Inside IDG's rebrand: How the media giant looks to connect marketing and tech
Last week, International Data Group, better known as IDG, launched a wide rebranding and revamping of its marketing designed to elevate its profile and better reflect its integrated business model. The 50-year-old publisher, which reaches an audience of more than 280 million, has become a thoroughly modern media company with almost 90% of its revenue coming from digital, surpassing its print revenue in 2009.
In the past year, IDG has moved away from marketing the company through its well-known brands such as CIO, Computerworld, Macworld and PCWorld to showcasing the IDG brand as a whole. Part of that process entailed bringing on Josh London as its chief marketing officer to help create a unified marketing function across the company to match the rebrand.
For any company, rebranding can be an exciting, yet tedious effort. Completely rehauling a company's messaging takes the process to a whole other level. This campaign is the first company-wide branding initiative IDG has carried out.
The brand strategy, London told Marketing Dive, was to "better articulate the scope of the company's media, data and marketing services capabilities and the insights, intent and engagement that IDG has always been known for."
Remaking marketing at IDG
For the rebrand, IDG hired global brand agency Doremus for brand strategy development and for insight on positioning, personality and promise. The creative and activation of the new brand was handled in-house. In terms of rethinking the overall marketing strategy, London said the team spent time "getting underneath the hood of the business" to uncover opportunities and figure out what they were doing right.
"We talked to people inside and outside of the business, and conducted research to understand how IDG and our offerings are viewed by our customers and prospects (and former clients)," he said, adding, "One message I heard consistently from our clients during our research phase was that IDG is a true partner – one that cares deeply about our clients' long term success."
That kind of feedback gained through research can help shed light on the path a company needs to take to execute a successful rebrand.
An important aspect of the new marketing strategy was emphasizing IDG’s knowledge of technology media and ability to create custom content through a data-driven approach to reaching buyers. London explained a challenge they came across was that through research the team found that many IDG clients had an outdated picture of the company.
As the media world continues to adapt to the digital- and increasingly mobile-first reality, the advertising community at large has had to shift its approach to how it conducts business.
Part of the new marketing was reinforcing the depth of IDG's relationships with tech buyers globally via its websites, 179 international magazines and 700 annual events. London said the rebranding and marketing of IDG covered everything from the big-picture approach to tactical details.
"The evolution of the media industry and the way marketers connect with their customers has fundamentally changed," the CMO explained. "So, it was important for us to communicate how we've evolved our business over time in response to how marketers need to communicate with their audiences.

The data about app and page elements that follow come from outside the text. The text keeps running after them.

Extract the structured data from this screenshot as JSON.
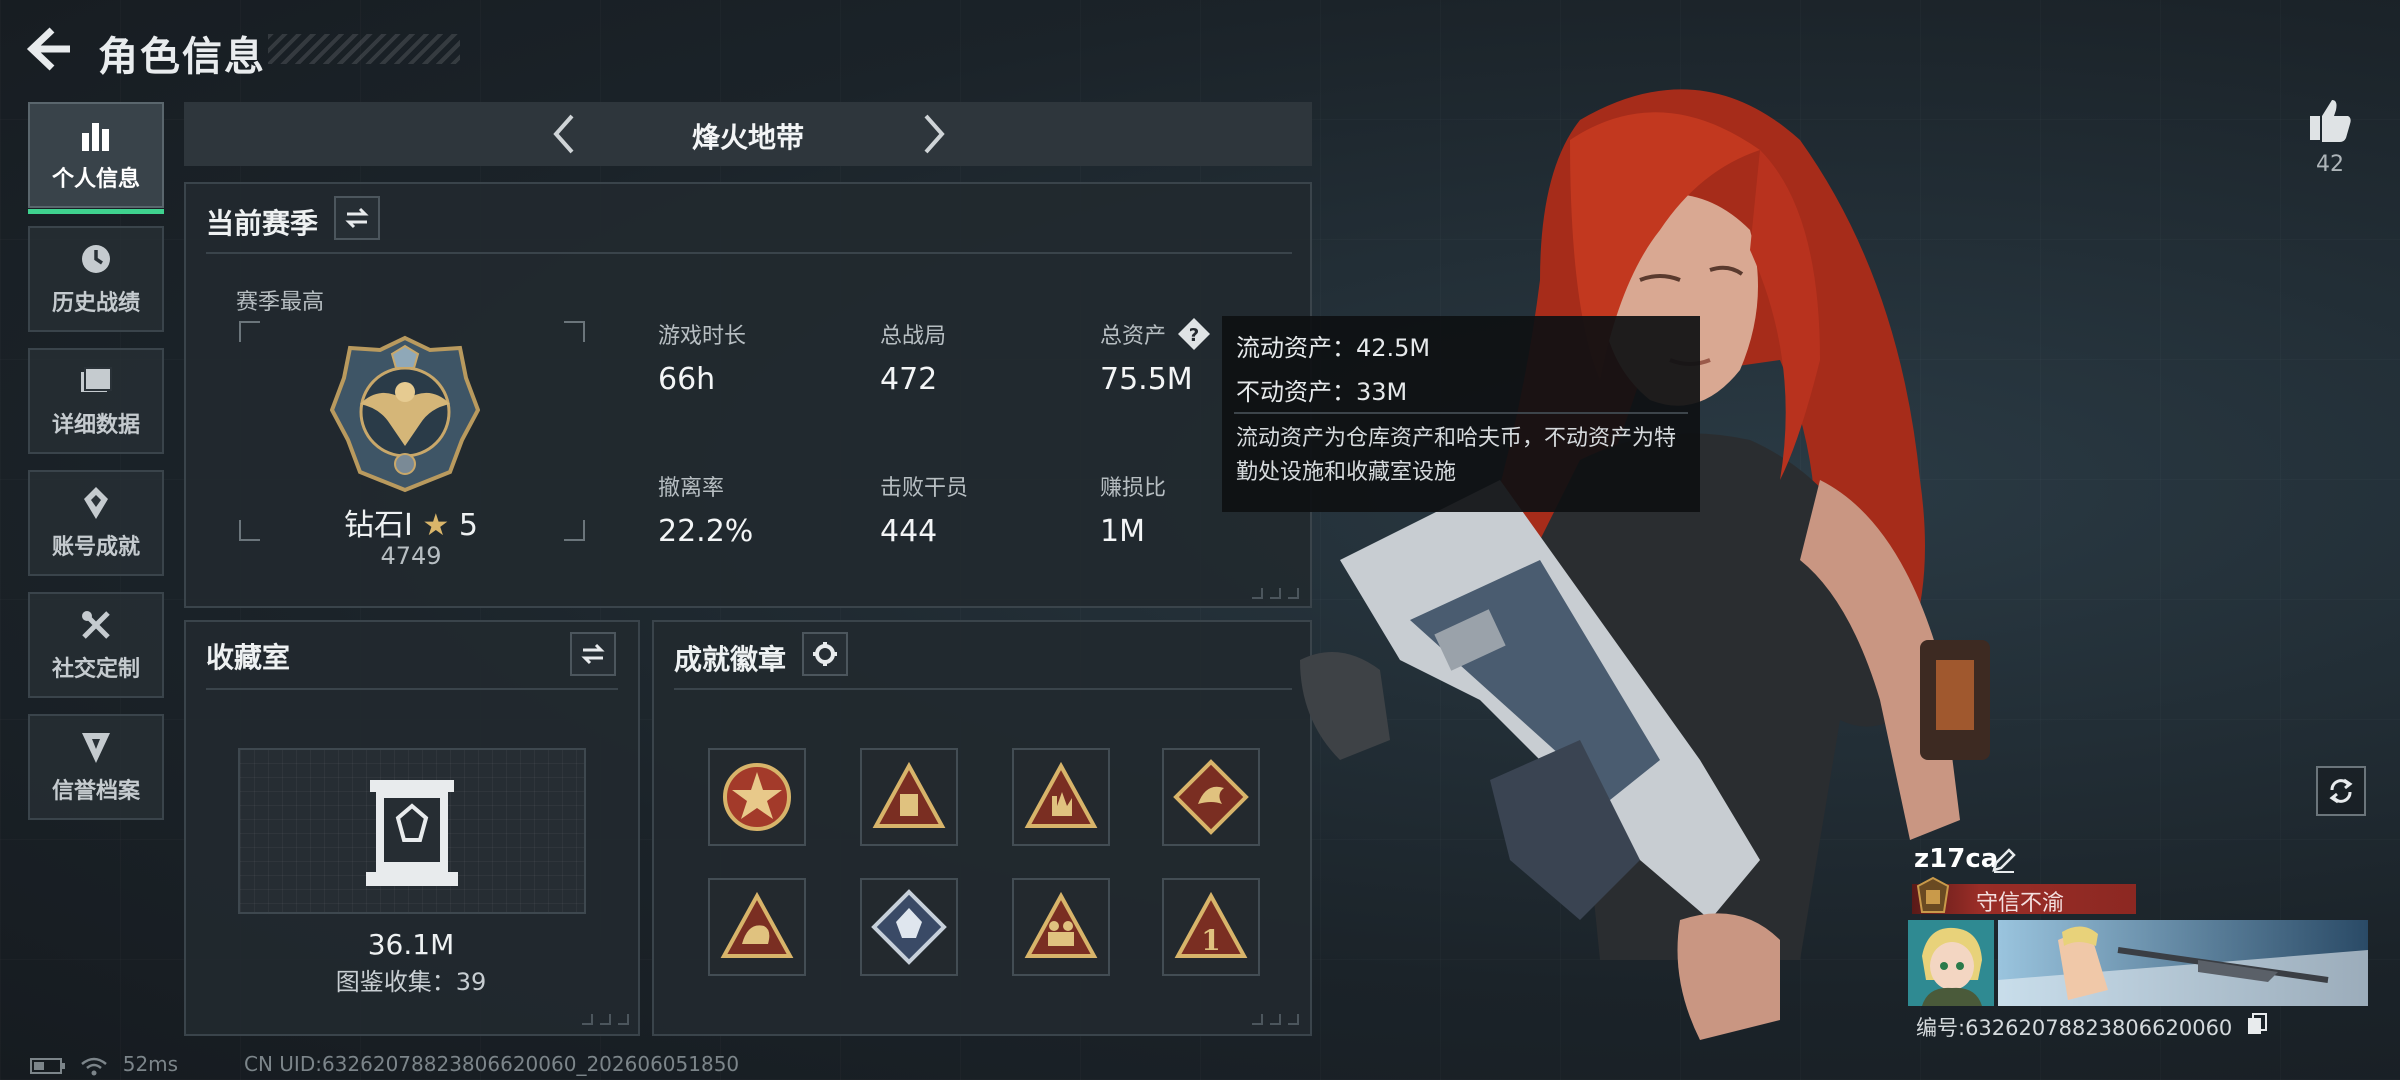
{
  "header": {
    "title": "角色信息"
  },
  "nav": [
    {
      "label": "个人信息",
      "icon": "bar-chart-icon",
      "active": true
    },
    {
      "label": "历史战绩",
      "icon": "history-clock-icon"
    },
    {
      "label": "详细数据",
      "icon": "folder-icon"
    },
    {
      "label": "账号成就",
      "icon": "achievement-icon"
    },
    {
      "label": "社交定制",
      "icon": "tools-icon"
    },
    {
      "label": "信誉档案",
      "icon": "credit-shield-icon"
    }
  ],
  "mode": {
    "title": "烽火地带"
  },
  "season": {
    "title": "当前赛季",
    "best_label": "赛季最高",
    "rank_name": "钻石I",
    "rank_stars": "5",
    "rank_score": "4749",
    "stats": [
      {
        "label": "游戏时长",
        "value": "66h"
      },
      {
        "label": "总战局",
        "value": "472"
      },
      {
        "label": "总资产",
        "value": "75.5M"
      },
      {
        "label": "撤离率",
        "value": "22.2%"
      },
      {
        "label": "击败干员",
        "value": "444"
      },
      {
        "label": "赚损比",
        "value": "1M"
      }
    ]
  },
  "tooltip": {
    "liquid": "流动资产：42.5M",
    "fixed": "不动资产：33M",
    "desc": "流动资产为仓库资产和哈夫币，不动资产为特勤处设施和收藏室设施"
  },
  "vault": {
    "title": "收藏室",
    "value": "36.1M",
    "collection": "图鉴收集：39"
  },
  "badges": {
    "title": "成就徽章"
  },
  "player": {
    "likes": "42",
    "name": "z17ca",
    "title_badge": "守信不渝",
    "uid_label": "编号:63262078823806620060"
  },
  "footer": {
    "ping": "52ms",
    "uid": "CN UID:63262078823806620060_202606051850"
  },
  "colors": {
    "accent_green": "#3fd28f",
    "title_red": "#9a2d27",
    "hair": "#b8321e"
  }
}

Our new tagline speaks about technology media that drives 'Insights, Intent and Engagement,' referring to the three areas of our business – media, data and marketing services."
Involving employees in the rebranding
London said the team was excited about the employee communications initiatives developed as part of the official rebrand launch. Because IDG operates in 97 countries and historically has been decentralized through its media brands, he said the team felt it was important to have something to unite the company under one voice.
"On day one (of the rebrand launch), employees around the world will receive a special present on their desks. They'll receive the 'We are IDG' brand story book that describes why we’re undertaking this important effort, as well as items that represent what makes IDG unique."
London will also personally visit offices worldwide presenting the new branding initiative, architecture and guidelines.
Rebranding can be a tricky proposition for a well-known brand like IDG. To track the success of the endeavor, London said some of the key performance indicators the team will be watching will include customer awareness of the new positioning, traffic to external websites, leads generated, earned media, contribution to the sales funnel and social media sentiment.
The chief marketer said the rebranding and revamping of IDG’s marketing marks an exciting time for the company especially given the current transformative mood of the media industry.
"We've built meaningful relationships with our customers because of the trust and integrity IDG is known for," he stated. "In technology media, it can be tough to differentiate one competitor from another. It was important to us to make sure that our culture and our unique ability to bridge both the art and science of technology media came through in our new positioning."